- [Problem to work on]: Each record is to be duplicated exactly, with nothing added.

- [Given records]:

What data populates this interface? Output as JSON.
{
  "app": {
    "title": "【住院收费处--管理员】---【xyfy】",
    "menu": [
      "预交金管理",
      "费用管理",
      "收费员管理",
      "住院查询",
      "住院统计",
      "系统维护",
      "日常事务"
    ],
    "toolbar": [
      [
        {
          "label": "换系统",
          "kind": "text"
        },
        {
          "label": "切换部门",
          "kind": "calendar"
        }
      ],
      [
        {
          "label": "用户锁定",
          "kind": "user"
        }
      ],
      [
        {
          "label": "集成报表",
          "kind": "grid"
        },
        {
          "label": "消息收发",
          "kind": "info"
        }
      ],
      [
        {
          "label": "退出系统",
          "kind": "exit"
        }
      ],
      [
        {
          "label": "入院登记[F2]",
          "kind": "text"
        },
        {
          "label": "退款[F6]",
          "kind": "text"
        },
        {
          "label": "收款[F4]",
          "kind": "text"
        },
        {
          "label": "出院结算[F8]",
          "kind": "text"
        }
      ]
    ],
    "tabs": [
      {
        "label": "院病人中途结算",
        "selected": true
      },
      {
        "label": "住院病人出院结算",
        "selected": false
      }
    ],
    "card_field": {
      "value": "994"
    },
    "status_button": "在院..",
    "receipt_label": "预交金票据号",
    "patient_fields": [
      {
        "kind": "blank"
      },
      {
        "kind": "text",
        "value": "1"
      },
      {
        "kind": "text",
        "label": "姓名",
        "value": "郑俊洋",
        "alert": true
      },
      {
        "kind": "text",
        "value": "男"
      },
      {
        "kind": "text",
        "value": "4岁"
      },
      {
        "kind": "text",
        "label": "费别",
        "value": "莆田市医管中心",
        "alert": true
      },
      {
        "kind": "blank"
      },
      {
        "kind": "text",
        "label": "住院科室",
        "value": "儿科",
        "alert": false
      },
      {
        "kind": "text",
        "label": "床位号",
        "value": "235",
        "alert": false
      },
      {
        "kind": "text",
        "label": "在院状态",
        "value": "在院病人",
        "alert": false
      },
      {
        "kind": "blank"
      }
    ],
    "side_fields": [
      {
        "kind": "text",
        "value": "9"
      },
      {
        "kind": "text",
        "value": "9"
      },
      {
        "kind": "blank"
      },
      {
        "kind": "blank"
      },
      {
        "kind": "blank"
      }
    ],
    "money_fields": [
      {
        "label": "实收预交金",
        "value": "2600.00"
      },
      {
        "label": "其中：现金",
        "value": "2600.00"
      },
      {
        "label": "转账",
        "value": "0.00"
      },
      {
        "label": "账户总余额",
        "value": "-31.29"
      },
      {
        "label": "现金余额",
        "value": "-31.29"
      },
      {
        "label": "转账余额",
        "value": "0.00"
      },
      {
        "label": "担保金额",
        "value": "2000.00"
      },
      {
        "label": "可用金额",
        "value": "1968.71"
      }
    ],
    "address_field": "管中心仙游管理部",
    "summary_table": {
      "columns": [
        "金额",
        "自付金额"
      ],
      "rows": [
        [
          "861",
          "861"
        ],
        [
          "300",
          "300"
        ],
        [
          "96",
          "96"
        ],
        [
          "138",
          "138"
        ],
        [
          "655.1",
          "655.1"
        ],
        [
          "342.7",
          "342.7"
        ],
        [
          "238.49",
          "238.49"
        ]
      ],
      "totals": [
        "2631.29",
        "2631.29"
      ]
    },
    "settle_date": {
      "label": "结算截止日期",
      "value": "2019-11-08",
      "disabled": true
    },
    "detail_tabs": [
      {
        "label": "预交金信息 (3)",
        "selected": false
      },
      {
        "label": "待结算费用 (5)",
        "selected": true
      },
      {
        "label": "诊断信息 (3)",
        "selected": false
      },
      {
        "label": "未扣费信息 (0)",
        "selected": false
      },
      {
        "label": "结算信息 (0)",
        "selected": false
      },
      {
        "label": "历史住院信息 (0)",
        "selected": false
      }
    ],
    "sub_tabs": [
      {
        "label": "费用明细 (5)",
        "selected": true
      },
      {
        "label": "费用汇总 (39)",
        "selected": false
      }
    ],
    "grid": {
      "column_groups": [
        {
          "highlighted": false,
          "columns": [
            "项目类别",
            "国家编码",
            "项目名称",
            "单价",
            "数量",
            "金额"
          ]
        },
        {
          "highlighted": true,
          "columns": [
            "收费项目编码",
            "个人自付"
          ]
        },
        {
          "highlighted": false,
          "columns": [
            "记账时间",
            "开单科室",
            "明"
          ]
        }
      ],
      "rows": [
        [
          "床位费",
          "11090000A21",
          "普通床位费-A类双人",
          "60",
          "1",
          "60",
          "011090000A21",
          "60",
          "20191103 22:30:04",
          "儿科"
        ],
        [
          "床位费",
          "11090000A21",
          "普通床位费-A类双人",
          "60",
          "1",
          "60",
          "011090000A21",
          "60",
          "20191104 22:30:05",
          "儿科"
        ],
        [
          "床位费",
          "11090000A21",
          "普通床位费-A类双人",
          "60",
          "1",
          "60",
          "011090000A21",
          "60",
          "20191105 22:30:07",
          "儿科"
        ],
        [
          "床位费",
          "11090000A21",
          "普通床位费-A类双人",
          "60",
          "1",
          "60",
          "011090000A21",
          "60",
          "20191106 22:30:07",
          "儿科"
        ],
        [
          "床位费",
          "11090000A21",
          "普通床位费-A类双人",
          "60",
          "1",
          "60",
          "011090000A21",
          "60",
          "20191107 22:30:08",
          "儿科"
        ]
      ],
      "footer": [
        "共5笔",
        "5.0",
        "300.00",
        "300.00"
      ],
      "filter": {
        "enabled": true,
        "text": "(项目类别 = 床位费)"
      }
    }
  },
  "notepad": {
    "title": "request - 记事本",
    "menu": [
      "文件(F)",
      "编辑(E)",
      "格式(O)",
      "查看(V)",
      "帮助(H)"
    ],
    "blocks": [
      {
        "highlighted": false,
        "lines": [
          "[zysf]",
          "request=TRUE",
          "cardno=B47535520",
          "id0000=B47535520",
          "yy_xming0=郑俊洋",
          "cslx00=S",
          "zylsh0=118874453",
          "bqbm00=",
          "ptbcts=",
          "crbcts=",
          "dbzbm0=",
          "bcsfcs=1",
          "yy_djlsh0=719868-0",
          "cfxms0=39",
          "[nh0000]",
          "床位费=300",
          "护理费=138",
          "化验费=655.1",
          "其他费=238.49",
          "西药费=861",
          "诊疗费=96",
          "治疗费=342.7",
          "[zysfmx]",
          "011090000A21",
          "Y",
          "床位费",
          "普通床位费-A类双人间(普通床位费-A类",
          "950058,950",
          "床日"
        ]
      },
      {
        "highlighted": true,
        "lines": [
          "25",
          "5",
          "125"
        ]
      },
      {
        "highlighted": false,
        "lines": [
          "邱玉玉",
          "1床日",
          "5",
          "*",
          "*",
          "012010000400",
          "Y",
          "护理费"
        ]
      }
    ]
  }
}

- [Answer to the exercise]:
What data populates this interface? Output as JSON.
{
  "app": {
    "title": "【住院收费处--管理员】---【xyfy】",
    "menu": [
      "预交金管理",
      "费用管理",
      "收费员管理",
      "住院查询",
      "住院统计",
      "系统维护",
      "日常事务"
    ],
    "toolbar": [
      [
        {
          "label": "换系统",
          "kind": "text"
        },
        {
          "label": "切换部门",
          "kind": "calendar"
        }
      ],
      [
        {
          "label": "用户锁定",
          "kind": "user"
        }
      ],
      [
        {
          "label": "集成报表",
          "kind": "grid"
        },
        {
          "label": "消息收发",
          "kind": "info"
        }
      ],
      [
        {
          "label": "退出系统",
          "kind": "exit"
        }
      ],
      [
        {
          "label": "入院登记[F2]",
          "kind": "text"
        },
        {
          "label": "退款[F6]",
          "kind": "text"
        },
        {
          "label": "收款[F4]",
          "kind": "text"
        },
        {
          "label": "出院结算[F8]",
          "kind": "text"
        }
      ]
    ],
    "tabs": [
      {
        "label": "院病人中途结算",
        "selected": true
      },
      {
        "label": "住院病人出院结算",
        "selected": false
      }
    ],
    "card_field": {
      "value": "994"
    },
    "status_button": "在院..",
    "receipt_label": "预交金票据号",
    "patient_fields": [
      {
        "kind": "blank"
      },
      {
        "kind": "text",
        "value": "1"
      },
      {
        "kind": "text",
        "label": "姓名",
        "value": "郑俊洋",
        "alert": true
      },
      {
        "kind": "text",
        "value": "男"
      },
      {
        "kind": "text",
        "value": "4岁"
      },
      {
        "kind": "text",
        "label": "费别",
        "value": "莆田市医管中心",
        "alert": true
      },
      {
        "kind": "blank"
      },
      {
        "kind": "text",
        "label": "住院科室",
        "value": "儿科",
        "alert": false
      },
      {
        "kind": "text",
        "label": "床位号",
        "value": "235",
        "alert": false
      },
      {
        "kind": "text",
        "label": "在院状态",
        "value": "在院病人",
        "alert": false
      },
      {
        "kind": "blank"
      }
    ],
    "side_fields": [
      {
        "kind": "text",
        "value": "9"
      },
      {
        "kind": "text",
        "value": "9"
      },
      {
        "kind": "blank"
      },
      {
        "kind": "blank"
      },
      {
        "kind": "blank"
      }
    ],
    "money_fields": [
      {
        "label": "实收预交金",
        "value": "2600.00"
      },
      {
        "label": "其中：现金",
        "value": "2600.00"
      },
      {
        "label": "转账",
        "value": "0.00"
      },
      {
        "label": "账户总余额",
        "value": "-31.29"
      },
      {
        "label": "现金余额",
        "value": "-31.29"
      },
      {
        "label": "转账余额",
        "value": "0.00"
      },
      {
        "label": "担保金额",
        "value": "2000.00"
      },
      {
        "label": "可用金额",
        "value": "1968.71"
      }
    ],
    "address_field": "管中心仙游管理部",
    "summary_table": {
      "columns": [
        "金额",
        "自付金额"
      ],
      "rows": [
        [
          "861",
          "861"
        ],
        [
          "300",
          "300"
        ],
        [
          "96",
          "96"
        ],
        [
          "138",
          "138"
        ],
        [
          "655.1",
          "655.1"
        ],
        [
          "342.7",
          "342.7"
        ],
        [
          "238.49",
          "238.49"
        ]
      ],
      "totals": [
        "2631.29",
        "2631.29"
      ]
    },
    "settle_date": {
      "label": "结算截止日期",
      "value": "2019-11-08",
      "disabled": true
    },
    "detail_tabs": [
      {
        "label": "预交金信息 (3)",
        "selected": false
      },
      {
        "label": "待结算费用 (5)",
        "selected": true
      },
      {
        "label": "诊断信息 (3)",
        "selected": false
      },
      {
        "label": "未扣费信息 (0)",
        "selected": false
      },
      {
        "label": "结算信息 (0)",
        "selected": false
      },
      {
        "label": "历史住院信息 (0)",
        "selected": false
      }
    ],
    "sub_tabs": [
      {
        "label": "费用明细 (5)",
        "selected": true
      },
      {
        "label": "费用汇总 (39)",
        "selected": false
      }
    ],
    "grid": {
      "column_groups": [
        {
          "highlighted": false,
          "columns": [
            "项目类别",
            "国家编码",
            "项目名称",
            "单价",
            "数量",
            "金额"
          ]
        },
        {
          "highlighted": true,
          "columns": [
            "收费项目编码",
            "个人自付"
          ]
        },
        {
          "highlighted": false,
          "columns": [
            "记账时间",
            "开单科室",
            "明"
          ]
        }
      ],
      "rows": [
        [
          "床位费",
          "11090000A21",
          "普通床位费-A类双人",
          "60",
          "1",
          "60",
          "011090000A21",
          "60",
          "20191103 22:30:04",
          "儿科"
        ],
        [
          "床位费",
          "11090000A21",
          "普通床位费-A类双人",
          "60",
          "1",
          "60",
          "011090000A21",
          "60",
          "20191104 22:30:05",
          "儿科"
        ],
        [
          "床位费",
          "11090000A21",
          "普通床位费-A类双人",
          "60",
          "1",
          "60",
          "011090000A21",
          "60",
          "20191105 22:30:07",
          "儿科"
        ],
        [
          "床位费",
          "11090000A21",
          "普通床位费-A类双人",
          "60",
          "1",
          "60",
          "011090000A21",
          "60",
          "20191106 22:30:07",
          "儿科"
        ],
        [
          "床位费",
          "11090000A21",
          "普通床位费-A类双人",
          "60",
          "1",
          "60",
          "011090000A21",
          "60",
          "20191107 22:30:08",
          "儿科"
        ]
      ],
      "footer": [
        "共5笔",
        "5.0",
        "300.00",
        "300.00"
      ],
      "filter": {
        "enabled": true,
        "text": "(项目类别 = 床位费)"
      }
    }
  },
  "notepad": {
    "title": "request - 记事本",
    "menu": [
      "文件(F)",
      "编辑(E)",
      "格式(O)",
      "查看(V)",
      "帮助(H)"
    ],
    "blocks": [
      {
        "highlighted": false,
        "lines": [
          "[zysf]",
          "request=TRUE",
          "cardno=B47535520",
          "id0000=B47535520",
          "yy_xming0=郑俊洋",
          "cslx00=S",
          "zylsh0=118874453",
          "bqbm00=",
          "ptbcts=",
          "crbcts=",
          "dbzbm0=",
          "bcsfcs=1",
          "yy_djlsh0=719868-0",
          "cfxms0=39",
          "[nh0000]",
          "床位费=300",
          "护理费=138",
          "化验费=655.1",
          "其他费=238.49",
          "西药费=861",
          "诊疗费=96",
          "治疗费=342.7",
          "[zysfmx]",
          "011090000A21",
          "Y",
          "床位费",
          "普通床位费-A类双人间(普通床位费-A类",
          "950058,950",
          "床日"
        ]
      },
      {
        "highlighted": true,
        "lines": [
          "25",
          "5",
          "125"
        ]
      },
      {
        "highlighted": false,
        "lines": [
          "邱玉玉",
          "1床日",
          "5",
          "*",
          "*",
          "012010000400",
          "Y",
          "护理费"
        ]
      }
    ]
  }
}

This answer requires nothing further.